*** Opening of Data for this exercise ***

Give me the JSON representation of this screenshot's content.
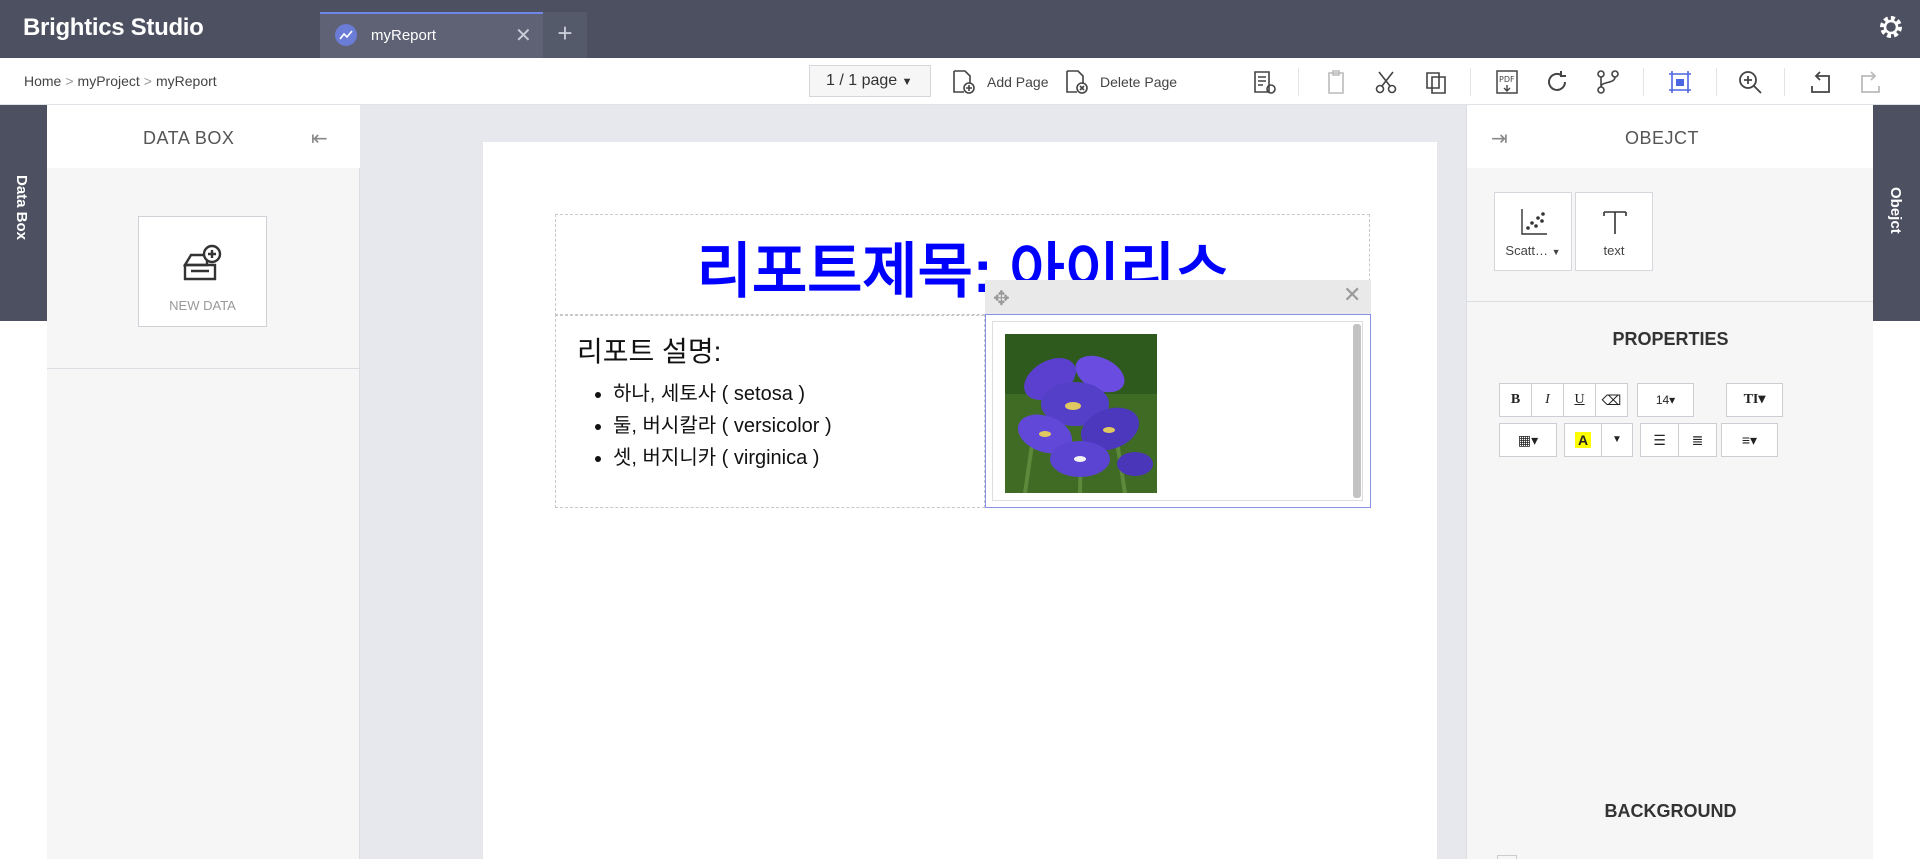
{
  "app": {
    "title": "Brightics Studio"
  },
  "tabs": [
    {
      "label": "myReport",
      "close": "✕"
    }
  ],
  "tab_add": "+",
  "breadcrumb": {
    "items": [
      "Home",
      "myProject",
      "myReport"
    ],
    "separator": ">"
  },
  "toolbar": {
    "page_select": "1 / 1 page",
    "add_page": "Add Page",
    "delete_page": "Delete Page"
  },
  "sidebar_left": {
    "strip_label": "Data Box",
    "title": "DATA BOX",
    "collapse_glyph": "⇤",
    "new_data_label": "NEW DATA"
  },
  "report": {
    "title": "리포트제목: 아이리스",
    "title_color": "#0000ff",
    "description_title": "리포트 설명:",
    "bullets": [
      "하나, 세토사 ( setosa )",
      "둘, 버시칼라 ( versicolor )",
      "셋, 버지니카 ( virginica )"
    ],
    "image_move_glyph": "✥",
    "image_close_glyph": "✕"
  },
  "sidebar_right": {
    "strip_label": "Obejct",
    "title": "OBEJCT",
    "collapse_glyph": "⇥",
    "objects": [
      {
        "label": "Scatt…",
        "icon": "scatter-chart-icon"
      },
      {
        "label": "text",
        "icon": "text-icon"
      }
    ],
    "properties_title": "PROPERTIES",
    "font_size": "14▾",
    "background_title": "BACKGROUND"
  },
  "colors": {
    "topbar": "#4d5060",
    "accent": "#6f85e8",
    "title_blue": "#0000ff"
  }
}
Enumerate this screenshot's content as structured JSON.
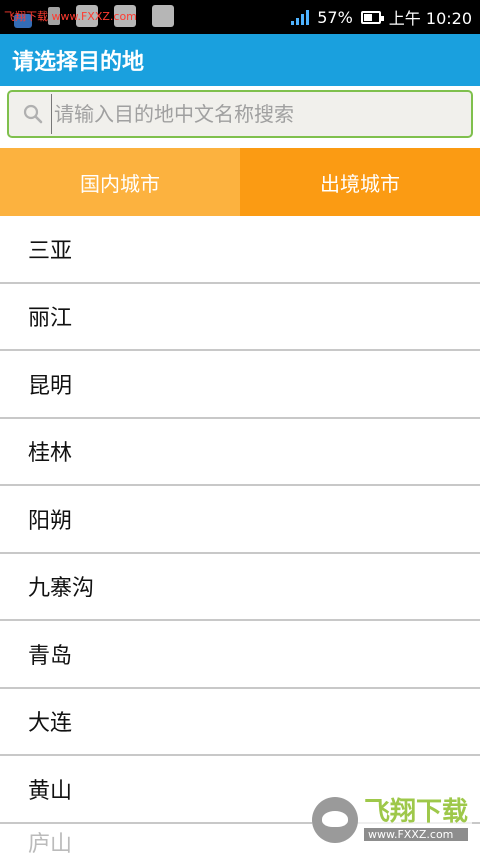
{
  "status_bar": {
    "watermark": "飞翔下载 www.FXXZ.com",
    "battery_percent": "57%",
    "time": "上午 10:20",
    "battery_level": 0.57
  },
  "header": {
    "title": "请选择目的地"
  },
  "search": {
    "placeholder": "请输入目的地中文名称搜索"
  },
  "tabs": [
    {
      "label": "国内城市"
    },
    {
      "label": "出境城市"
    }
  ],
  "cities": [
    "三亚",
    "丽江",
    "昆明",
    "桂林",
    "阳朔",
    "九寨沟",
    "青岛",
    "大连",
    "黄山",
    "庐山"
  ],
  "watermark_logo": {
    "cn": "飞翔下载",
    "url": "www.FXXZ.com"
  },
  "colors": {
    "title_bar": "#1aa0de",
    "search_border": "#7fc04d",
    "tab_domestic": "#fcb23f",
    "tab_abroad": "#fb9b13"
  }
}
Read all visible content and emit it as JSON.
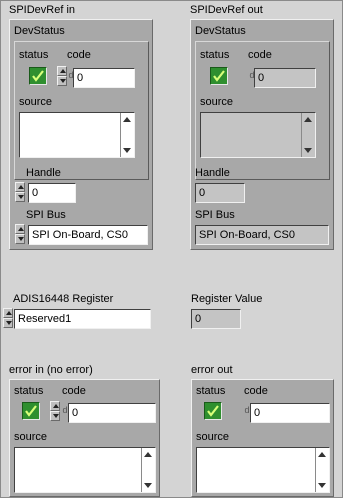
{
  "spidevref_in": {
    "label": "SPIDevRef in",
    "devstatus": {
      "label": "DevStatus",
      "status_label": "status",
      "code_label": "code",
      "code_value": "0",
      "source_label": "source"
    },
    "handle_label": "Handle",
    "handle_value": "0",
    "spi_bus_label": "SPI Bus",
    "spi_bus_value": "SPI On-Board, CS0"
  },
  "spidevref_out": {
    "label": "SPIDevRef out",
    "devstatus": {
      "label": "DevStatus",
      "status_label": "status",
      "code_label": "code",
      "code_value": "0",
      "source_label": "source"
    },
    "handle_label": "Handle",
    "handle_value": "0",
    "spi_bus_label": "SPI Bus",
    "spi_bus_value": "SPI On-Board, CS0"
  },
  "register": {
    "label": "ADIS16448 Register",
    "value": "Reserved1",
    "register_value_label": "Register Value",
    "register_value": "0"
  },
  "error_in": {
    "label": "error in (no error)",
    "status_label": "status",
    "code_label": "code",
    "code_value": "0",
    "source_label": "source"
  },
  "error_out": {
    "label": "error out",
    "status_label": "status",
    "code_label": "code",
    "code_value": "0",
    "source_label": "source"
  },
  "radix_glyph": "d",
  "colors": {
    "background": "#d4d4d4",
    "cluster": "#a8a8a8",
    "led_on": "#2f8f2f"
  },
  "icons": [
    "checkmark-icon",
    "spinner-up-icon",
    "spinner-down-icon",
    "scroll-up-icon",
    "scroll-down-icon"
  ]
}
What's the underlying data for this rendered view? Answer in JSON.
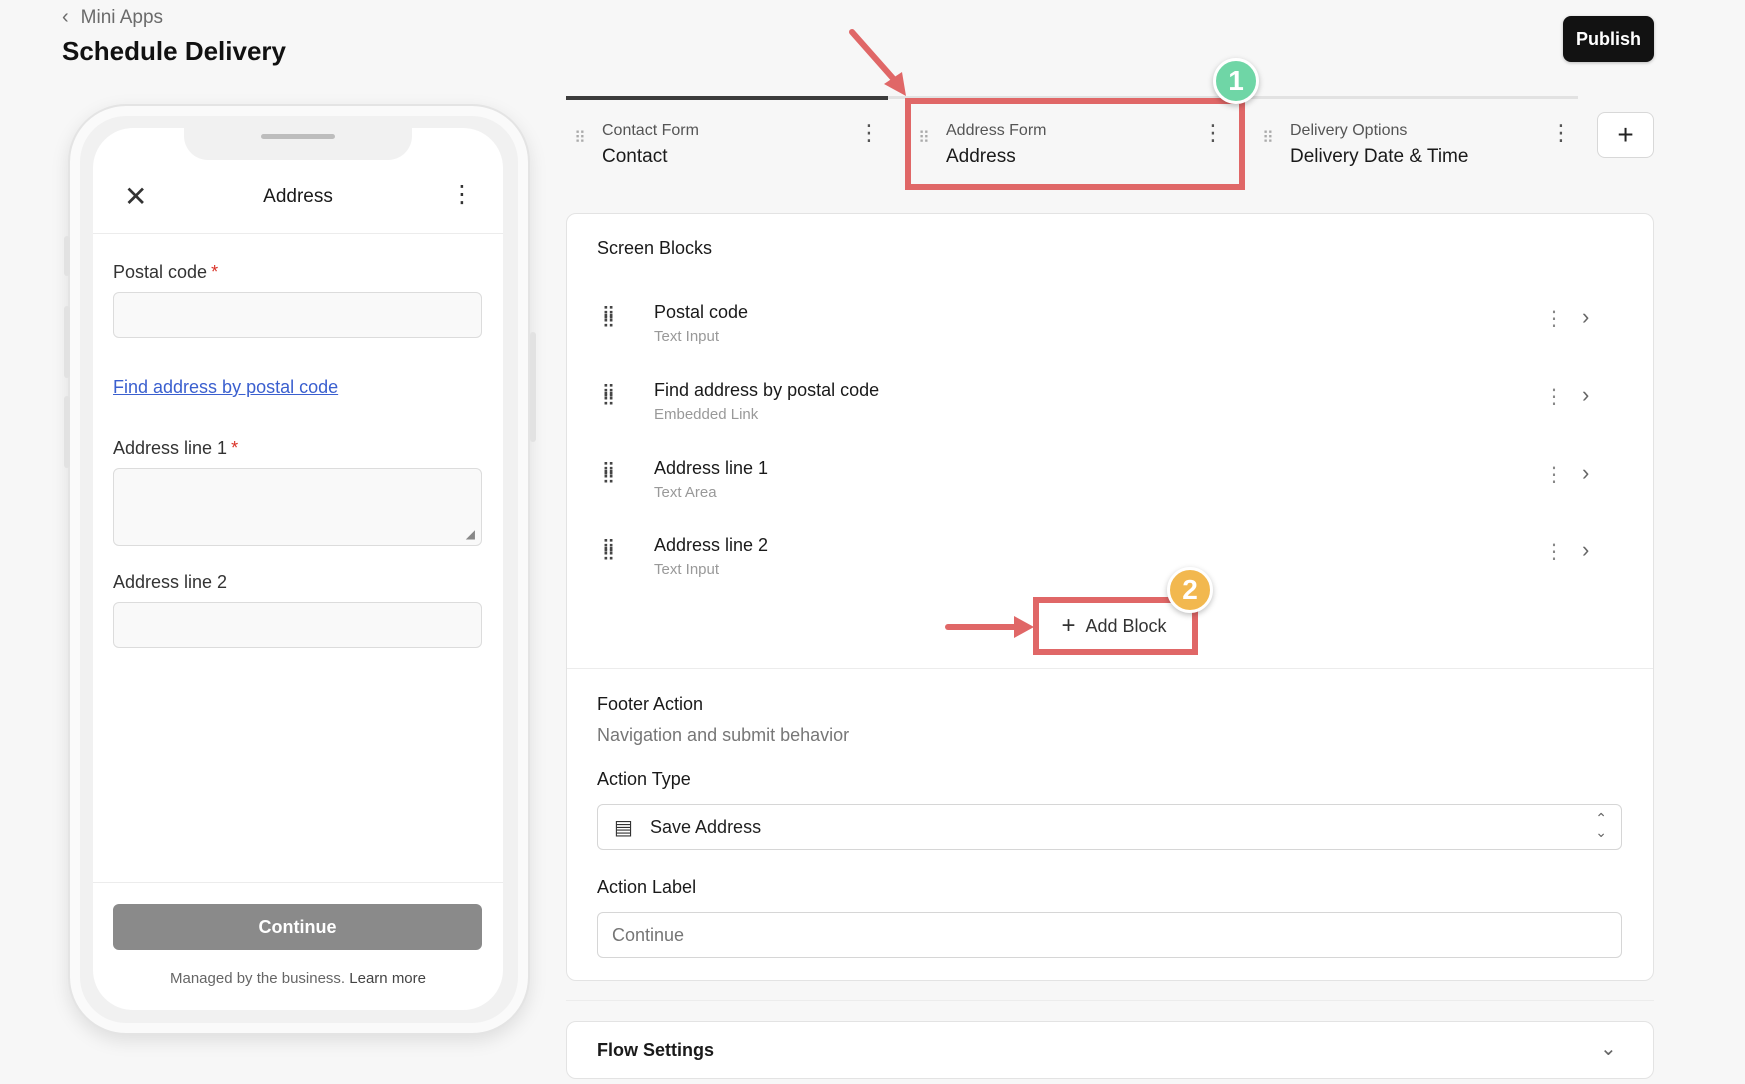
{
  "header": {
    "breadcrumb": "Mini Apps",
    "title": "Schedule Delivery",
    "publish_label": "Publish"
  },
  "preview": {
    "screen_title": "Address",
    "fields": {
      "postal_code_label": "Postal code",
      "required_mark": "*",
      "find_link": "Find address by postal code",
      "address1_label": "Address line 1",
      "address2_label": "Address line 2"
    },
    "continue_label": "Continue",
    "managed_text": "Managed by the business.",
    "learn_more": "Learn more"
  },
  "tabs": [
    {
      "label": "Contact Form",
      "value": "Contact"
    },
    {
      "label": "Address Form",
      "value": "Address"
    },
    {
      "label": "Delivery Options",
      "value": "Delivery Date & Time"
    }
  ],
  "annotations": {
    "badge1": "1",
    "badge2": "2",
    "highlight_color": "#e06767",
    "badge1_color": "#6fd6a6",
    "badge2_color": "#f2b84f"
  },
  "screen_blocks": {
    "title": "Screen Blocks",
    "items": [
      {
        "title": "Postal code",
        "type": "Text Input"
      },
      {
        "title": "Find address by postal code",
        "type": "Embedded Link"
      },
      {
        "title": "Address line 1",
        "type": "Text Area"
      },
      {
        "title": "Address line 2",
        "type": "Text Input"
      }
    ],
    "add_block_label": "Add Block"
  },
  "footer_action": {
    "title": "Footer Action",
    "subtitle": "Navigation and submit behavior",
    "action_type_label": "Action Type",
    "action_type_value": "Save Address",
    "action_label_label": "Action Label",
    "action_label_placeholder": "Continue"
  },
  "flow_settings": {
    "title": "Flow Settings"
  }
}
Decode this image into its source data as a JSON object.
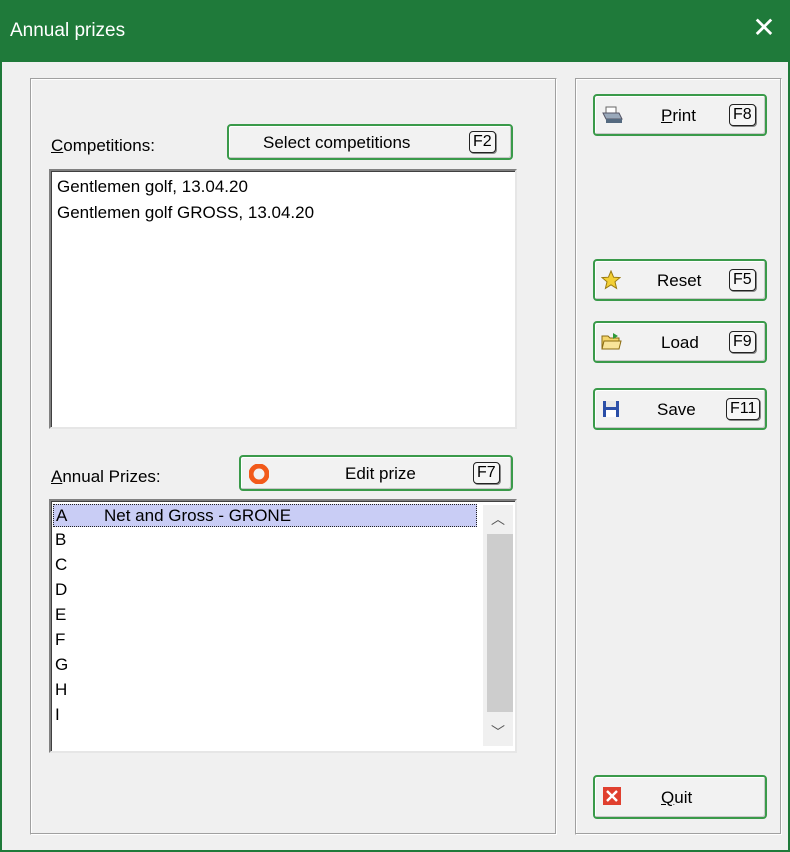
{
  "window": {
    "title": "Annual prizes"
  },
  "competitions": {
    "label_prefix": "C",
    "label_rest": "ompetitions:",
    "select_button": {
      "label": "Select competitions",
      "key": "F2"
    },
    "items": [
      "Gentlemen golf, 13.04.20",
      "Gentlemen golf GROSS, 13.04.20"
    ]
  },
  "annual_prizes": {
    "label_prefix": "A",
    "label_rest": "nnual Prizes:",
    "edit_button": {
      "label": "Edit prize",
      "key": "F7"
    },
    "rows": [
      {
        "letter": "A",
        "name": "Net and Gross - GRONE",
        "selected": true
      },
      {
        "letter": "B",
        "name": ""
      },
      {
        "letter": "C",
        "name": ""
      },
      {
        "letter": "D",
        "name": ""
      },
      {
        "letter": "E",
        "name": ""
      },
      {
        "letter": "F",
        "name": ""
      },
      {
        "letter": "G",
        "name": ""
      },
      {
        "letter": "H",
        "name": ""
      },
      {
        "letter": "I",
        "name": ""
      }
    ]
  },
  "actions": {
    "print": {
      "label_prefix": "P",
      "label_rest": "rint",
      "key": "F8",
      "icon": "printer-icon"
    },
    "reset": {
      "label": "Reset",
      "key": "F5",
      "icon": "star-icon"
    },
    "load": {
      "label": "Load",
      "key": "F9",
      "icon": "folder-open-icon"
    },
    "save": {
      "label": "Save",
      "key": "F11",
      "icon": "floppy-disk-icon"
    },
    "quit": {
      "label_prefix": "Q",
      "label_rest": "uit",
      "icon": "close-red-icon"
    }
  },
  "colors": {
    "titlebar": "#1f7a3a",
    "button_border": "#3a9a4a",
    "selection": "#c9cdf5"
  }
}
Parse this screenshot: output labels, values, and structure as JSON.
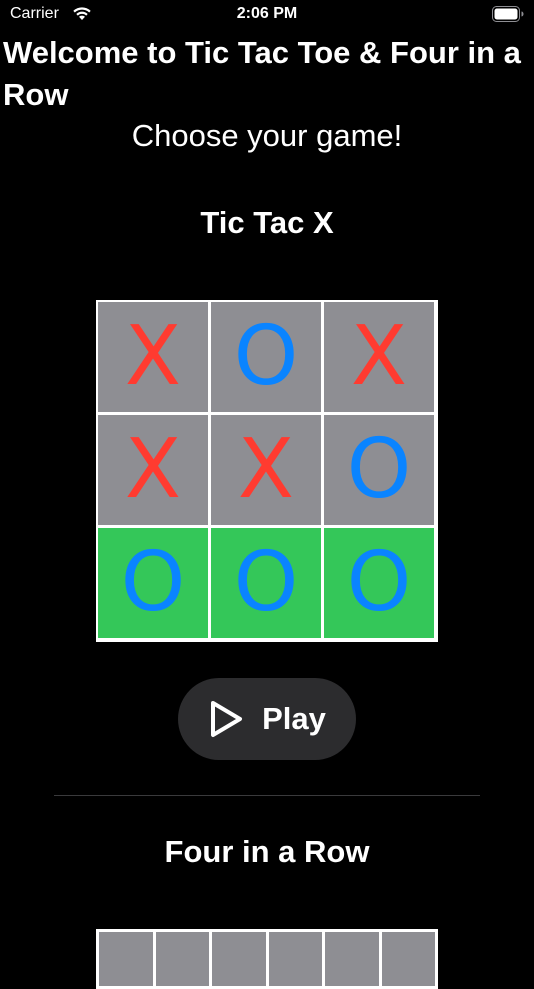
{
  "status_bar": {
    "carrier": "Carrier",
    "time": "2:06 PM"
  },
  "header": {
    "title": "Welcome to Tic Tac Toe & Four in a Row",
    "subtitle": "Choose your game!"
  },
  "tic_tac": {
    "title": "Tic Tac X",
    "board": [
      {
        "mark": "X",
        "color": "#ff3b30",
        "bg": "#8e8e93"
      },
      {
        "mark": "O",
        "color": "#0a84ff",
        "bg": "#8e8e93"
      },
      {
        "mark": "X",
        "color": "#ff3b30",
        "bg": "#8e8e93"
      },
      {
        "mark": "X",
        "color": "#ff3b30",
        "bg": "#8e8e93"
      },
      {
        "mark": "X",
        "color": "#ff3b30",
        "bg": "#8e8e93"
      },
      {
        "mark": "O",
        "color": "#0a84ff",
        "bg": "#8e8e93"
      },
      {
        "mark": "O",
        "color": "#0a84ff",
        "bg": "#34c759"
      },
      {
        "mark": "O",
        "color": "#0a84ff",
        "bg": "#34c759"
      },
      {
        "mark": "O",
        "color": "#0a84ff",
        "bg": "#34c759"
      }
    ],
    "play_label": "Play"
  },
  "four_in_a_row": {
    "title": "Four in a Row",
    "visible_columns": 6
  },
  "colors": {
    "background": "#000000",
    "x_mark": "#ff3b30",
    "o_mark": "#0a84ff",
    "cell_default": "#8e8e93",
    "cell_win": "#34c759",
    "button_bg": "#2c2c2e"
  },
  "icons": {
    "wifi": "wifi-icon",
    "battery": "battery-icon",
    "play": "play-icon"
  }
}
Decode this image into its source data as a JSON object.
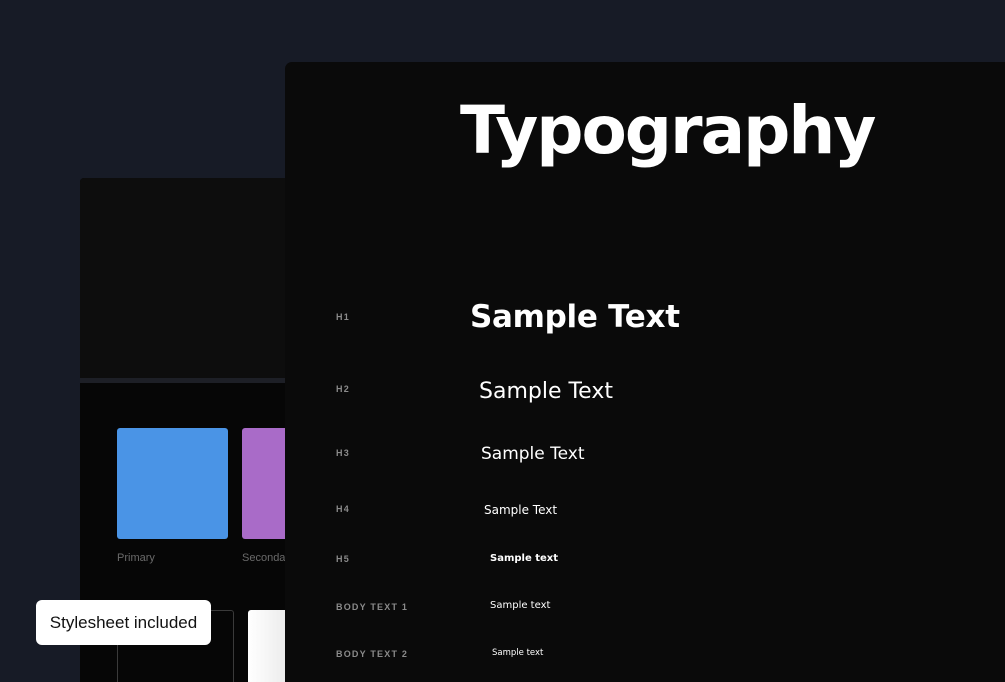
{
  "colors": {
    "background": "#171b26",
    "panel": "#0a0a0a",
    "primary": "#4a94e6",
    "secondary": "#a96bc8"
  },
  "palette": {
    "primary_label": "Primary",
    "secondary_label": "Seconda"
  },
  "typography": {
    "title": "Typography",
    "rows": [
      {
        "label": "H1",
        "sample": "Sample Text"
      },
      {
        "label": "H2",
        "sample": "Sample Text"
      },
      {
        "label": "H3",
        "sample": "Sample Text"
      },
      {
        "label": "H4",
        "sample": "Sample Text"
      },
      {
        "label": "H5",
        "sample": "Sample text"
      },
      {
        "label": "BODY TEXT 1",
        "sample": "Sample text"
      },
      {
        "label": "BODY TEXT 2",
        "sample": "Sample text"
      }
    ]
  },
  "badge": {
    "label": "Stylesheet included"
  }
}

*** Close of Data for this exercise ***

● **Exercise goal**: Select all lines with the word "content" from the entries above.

● **Exercise solution**:
Give me the JSON representation of this screenshot's content.
Enumerate this screenshot's content as structured JSON.
Read all visible content and emit it as JSON.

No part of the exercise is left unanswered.